[Data about app and page elements]
• • • •
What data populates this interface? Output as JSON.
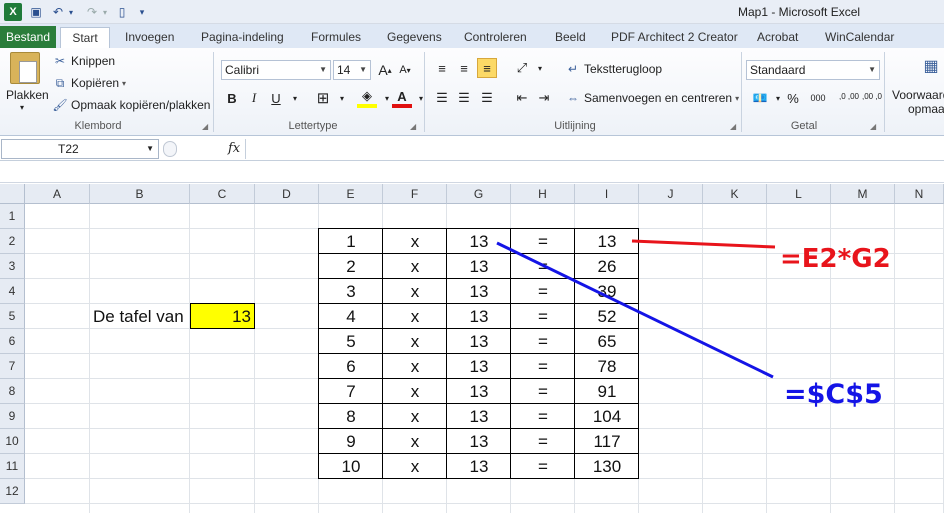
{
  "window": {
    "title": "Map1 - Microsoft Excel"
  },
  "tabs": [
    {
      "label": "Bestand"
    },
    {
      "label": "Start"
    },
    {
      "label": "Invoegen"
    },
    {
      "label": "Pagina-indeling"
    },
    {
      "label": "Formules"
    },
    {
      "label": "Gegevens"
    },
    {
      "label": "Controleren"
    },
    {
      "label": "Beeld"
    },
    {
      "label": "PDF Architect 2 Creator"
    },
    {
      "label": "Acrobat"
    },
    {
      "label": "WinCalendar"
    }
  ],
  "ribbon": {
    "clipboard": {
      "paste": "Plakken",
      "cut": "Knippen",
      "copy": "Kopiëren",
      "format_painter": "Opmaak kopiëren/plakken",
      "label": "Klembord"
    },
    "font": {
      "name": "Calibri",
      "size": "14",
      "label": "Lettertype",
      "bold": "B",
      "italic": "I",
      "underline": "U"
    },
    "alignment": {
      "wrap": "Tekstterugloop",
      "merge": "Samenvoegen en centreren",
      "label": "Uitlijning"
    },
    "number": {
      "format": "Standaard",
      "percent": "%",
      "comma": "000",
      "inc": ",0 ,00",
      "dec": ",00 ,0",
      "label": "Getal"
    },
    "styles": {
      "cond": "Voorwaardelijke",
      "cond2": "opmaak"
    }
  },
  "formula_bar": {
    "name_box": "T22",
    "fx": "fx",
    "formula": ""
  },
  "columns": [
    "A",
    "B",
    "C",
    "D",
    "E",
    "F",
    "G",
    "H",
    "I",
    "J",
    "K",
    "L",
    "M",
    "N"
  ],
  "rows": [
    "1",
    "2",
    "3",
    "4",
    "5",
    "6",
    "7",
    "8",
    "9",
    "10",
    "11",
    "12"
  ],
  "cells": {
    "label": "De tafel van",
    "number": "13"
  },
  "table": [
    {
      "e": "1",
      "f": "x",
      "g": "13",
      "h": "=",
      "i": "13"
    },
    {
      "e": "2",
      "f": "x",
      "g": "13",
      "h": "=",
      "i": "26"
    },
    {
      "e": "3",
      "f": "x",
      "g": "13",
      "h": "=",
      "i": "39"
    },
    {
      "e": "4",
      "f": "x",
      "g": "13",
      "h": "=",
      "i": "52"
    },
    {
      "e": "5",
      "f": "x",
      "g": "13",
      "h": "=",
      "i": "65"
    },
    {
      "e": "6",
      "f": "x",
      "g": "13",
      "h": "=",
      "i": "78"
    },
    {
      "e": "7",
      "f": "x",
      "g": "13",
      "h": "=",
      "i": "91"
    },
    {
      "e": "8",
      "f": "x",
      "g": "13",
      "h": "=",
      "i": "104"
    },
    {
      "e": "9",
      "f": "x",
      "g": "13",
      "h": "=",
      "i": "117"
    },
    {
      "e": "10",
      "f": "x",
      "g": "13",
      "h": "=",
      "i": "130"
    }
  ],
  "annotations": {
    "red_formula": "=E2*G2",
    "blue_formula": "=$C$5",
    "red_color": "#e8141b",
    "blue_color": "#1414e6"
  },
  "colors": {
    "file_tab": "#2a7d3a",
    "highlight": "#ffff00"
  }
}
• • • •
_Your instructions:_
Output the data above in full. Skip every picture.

_Exercise result:_
What data populates this interface? Output as JSON.
{
  "window": {
    "title": "Map1 - Microsoft Excel"
  },
  "tabs": [
    {
      "label": "Bestand"
    },
    {
      "label": "Start"
    },
    {
      "label": "Invoegen"
    },
    {
      "label": "Pagina-indeling"
    },
    {
      "label": "Formules"
    },
    {
      "label": "Gegevens"
    },
    {
      "label": "Controleren"
    },
    {
      "label": "Beeld"
    },
    {
      "label": "PDF Architect 2 Creator"
    },
    {
      "label": "Acrobat"
    },
    {
      "label": "WinCalendar"
    }
  ],
  "ribbon": {
    "clipboard": {
      "paste": "Plakken",
      "cut": "Knippen",
      "copy": "Kopiëren",
      "format_painter": "Opmaak kopiëren/plakken",
      "label": "Klembord"
    },
    "font": {
      "name": "Calibri",
      "size": "14",
      "label": "Lettertype",
      "bold": "B",
      "italic": "I",
      "underline": "U"
    },
    "alignment": {
      "wrap": "Tekstterugloop",
      "merge": "Samenvoegen en centreren",
      "label": "Uitlijning"
    },
    "number": {
      "format": "Standaard",
      "percent": "%",
      "comma": "000",
      "inc": ",0 ,00",
      "dec": ",00 ,0",
      "label": "Getal"
    },
    "styles": {
      "cond": "Voorwaardelijke",
      "cond2": "opmaak"
    }
  },
  "formula_bar": {
    "name_box": "T22",
    "fx": "fx",
    "formula": ""
  },
  "columns": [
    "A",
    "B",
    "C",
    "D",
    "E",
    "F",
    "G",
    "H",
    "I",
    "J",
    "K",
    "L",
    "M",
    "N"
  ],
  "rows": [
    "1",
    "2",
    "3",
    "4",
    "5",
    "6",
    "7",
    "8",
    "9",
    "10",
    "11",
    "12"
  ],
  "cells": {
    "label": "De tafel van",
    "number": "13"
  },
  "table": [
    {
      "e": "1",
      "f": "x",
      "g": "13",
      "h": "=",
      "i": "13"
    },
    {
      "e": "2",
      "f": "x",
      "g": "13",
      "h": "=",
      "i": "26"
    },
    {
      "e": "3",
      "f": "x",
      "g": "13",
      "h": "=",
      "i": "39"
    },
    {
      "e": "4",
      "f": "x",
      "g": "13",
      "h": "=",
      "i": "52"
    },
    {
      "e": "5",
      "f": "x",
      "g": "13",
      "h": "=",
      "i": "65"
    },
    {
      "e": "6",
      "f": "x",
      "g": "13",
      "h": "=",
      "i": "78"
    },
    {
      "e": "7",
      "f": "x",
      "g": "13",
      "h": "=",
      "i": "91"
    },
    {
      "e": "8",
      "f": "x",
      "g": "13",
      "h": "=",
      "i": "104"
    },
    {
      "e": "9",
      "f": "x",
      "g": "13",
      "h": "=",
      "i": "117"
    },
    {
      "e": "10",
      "f": "x",
      "g": "13",
      "h": "=",
      "i": "130"
    }
  ],
  "annotations": {
    "red_formula": "=E2*G2",
    "blue_formula": "=$C$5",
    "red_color": "#e8141b",
    "blue_color": "#1414e6"
  },
  "colors": {
    "file_tab": "#2a7d3a",
    "highlight": "#ffff00"
  }
}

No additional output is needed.